OneBusAway App Now Tracks MARTA Trains in Real Time
The mobile app OneBusAway, which tracks public transportation in real time, now includes arrival times for MARTA trains in addition to the MARTA buses and Georgia Tech shuttles already featured in the app.
Self-Administration of Flu Vaccine with a Patch May be Feasible, Study Suggests
The annual ritual of visiting a doctor’s office or health clinic to receive a flu shot may soon be outdated, thanks to the findings of a new study published in the journal Vaccine. The research, which involved nearly 100 people recruited in the metropolitan Atlanta area, found that test subjects could successfully apply a prototype vaccine patch to themselves.
Single Chip Device to Provide Real-Time 3-D Images from Inside the Heart and Blood Vessels
Researchers have developed the technology for a catheter-based device that would provide forward-looking, real-time, three-dimensional imaging from inside the heart, coronary arteries and peripheral blood vessels.
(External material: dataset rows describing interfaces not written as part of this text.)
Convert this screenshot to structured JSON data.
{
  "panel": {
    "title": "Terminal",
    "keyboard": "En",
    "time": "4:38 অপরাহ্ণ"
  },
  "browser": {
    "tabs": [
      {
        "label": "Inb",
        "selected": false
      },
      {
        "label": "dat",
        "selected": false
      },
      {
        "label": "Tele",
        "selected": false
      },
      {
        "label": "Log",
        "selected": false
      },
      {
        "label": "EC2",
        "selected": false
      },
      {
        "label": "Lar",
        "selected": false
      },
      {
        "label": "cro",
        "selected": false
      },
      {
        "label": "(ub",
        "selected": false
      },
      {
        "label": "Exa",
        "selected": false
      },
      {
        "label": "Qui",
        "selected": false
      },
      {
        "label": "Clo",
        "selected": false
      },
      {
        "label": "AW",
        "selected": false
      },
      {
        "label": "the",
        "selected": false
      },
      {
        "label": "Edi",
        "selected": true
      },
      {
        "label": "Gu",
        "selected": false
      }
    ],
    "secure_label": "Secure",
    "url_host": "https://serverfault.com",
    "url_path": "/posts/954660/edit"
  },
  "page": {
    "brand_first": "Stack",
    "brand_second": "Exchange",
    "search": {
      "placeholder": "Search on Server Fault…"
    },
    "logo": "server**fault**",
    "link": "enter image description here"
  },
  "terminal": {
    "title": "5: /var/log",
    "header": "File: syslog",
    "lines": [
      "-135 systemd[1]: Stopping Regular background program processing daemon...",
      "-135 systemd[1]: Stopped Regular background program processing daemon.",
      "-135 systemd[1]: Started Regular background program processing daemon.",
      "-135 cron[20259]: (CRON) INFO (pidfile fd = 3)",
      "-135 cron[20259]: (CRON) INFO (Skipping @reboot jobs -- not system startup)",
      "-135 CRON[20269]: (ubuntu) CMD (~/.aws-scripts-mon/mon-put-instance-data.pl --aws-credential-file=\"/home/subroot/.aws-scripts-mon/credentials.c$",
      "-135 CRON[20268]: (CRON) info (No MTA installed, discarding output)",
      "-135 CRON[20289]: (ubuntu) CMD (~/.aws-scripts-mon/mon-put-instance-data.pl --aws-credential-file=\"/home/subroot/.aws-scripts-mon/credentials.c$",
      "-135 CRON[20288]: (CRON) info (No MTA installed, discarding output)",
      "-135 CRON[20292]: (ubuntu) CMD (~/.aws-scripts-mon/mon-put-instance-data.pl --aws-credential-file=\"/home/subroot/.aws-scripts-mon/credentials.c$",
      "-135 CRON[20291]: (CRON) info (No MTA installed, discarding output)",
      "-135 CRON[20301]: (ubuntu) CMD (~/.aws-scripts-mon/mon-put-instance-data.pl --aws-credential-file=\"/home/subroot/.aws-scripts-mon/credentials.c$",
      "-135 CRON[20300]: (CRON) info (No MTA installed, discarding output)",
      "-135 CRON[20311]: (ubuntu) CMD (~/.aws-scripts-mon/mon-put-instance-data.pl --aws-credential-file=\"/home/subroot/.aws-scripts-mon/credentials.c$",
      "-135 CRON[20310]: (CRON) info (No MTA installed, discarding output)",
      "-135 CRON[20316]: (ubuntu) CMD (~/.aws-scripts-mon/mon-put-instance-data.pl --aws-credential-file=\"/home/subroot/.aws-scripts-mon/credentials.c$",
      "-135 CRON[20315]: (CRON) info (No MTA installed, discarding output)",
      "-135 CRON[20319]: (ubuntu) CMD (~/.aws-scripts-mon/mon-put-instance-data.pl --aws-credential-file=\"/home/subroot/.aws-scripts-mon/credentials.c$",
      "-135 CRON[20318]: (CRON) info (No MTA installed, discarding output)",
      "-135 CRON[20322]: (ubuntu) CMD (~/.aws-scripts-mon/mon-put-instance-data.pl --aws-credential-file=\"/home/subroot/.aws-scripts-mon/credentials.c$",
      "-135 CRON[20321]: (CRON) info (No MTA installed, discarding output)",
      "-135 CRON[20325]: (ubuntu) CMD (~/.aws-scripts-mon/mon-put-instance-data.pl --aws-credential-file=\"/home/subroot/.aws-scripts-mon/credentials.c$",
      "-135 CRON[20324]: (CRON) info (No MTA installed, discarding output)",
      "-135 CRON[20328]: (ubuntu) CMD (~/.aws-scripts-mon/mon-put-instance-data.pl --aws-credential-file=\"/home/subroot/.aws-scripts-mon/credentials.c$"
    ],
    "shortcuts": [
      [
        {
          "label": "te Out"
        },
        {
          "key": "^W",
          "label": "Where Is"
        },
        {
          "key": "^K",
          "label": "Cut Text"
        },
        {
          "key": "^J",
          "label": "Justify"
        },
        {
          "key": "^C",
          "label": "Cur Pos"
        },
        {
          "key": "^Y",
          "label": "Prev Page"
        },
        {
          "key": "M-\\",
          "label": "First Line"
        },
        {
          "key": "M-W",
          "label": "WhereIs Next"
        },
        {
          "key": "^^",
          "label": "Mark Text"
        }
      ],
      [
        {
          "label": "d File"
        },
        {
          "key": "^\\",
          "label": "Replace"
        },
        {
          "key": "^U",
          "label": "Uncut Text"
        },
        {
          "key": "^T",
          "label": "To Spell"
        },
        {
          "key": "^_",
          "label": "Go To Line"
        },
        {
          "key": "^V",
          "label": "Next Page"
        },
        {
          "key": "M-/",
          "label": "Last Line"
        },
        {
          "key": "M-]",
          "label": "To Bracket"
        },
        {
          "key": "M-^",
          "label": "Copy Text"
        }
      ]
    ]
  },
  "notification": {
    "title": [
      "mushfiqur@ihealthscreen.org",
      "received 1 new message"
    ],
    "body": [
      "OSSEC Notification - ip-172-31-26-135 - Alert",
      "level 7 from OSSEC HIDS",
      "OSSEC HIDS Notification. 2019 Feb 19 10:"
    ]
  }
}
With its volumetric imaging, the new device could better guide surgeons working in the heart.
Silicon-Germanium Chip Sets New Speed Record
A research collaboration has demonstrated the world's fastest silicon-based device to date. The investigators operated a silicon-germanium (SiGe) transistor at 798 gigahertz (GHz) fMAX, exceeding the previous speed record for silicon-germanium chips by about 200 GHz.
Solar-Induced Hybrid Fuel Cell Produces Electricity Directly from Biomass
Researchers have developed a new type of low-temperature fuel cell that directly converts biomass to electricity with assistance from a catalyst activated by solar or thermal energy. The hybrid fuel cell can use a wide variety of biomass sources, including starch, cellulose, lignin – and even switchgrass, powdered wood, algae and waste from poultry processing.
Researchers Hijack Cancer Migration Mechanism to “Move” Brain Tumors
One factor that makes glioblastoma cancers so difficult to treat is that malignant cells from the tumors spread throughout the brain by following nerve fibers and blood vessels to invade new locations. Now, researchers have learned to hijack this migratory mechanism, turning it against the cancer by using a film of nanofibers thinner than human hair to lure tumor cells away.